"NTM is unusual in that it can take several years before people who are infected with it are diagnosed," the department said.

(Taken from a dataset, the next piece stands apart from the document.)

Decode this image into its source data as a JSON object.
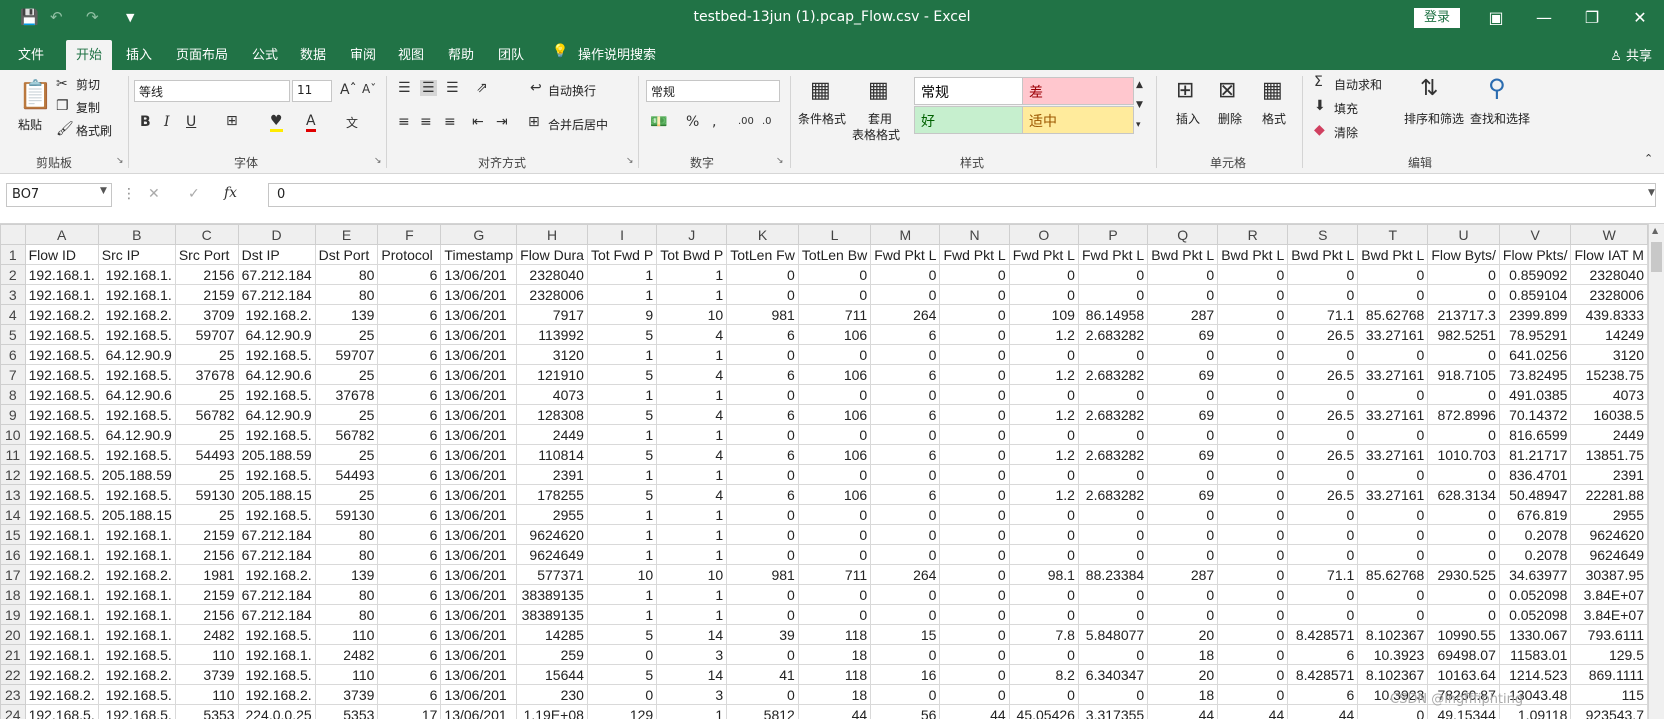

Symptoms of infections caused by NTM can include fever; pain, redness heat or pus around a surgical incision; weight loss; night sweats; joint pain; muscle pain; and loss of energy. Affected patients should talk to their health care provider if they have any of those symptoms.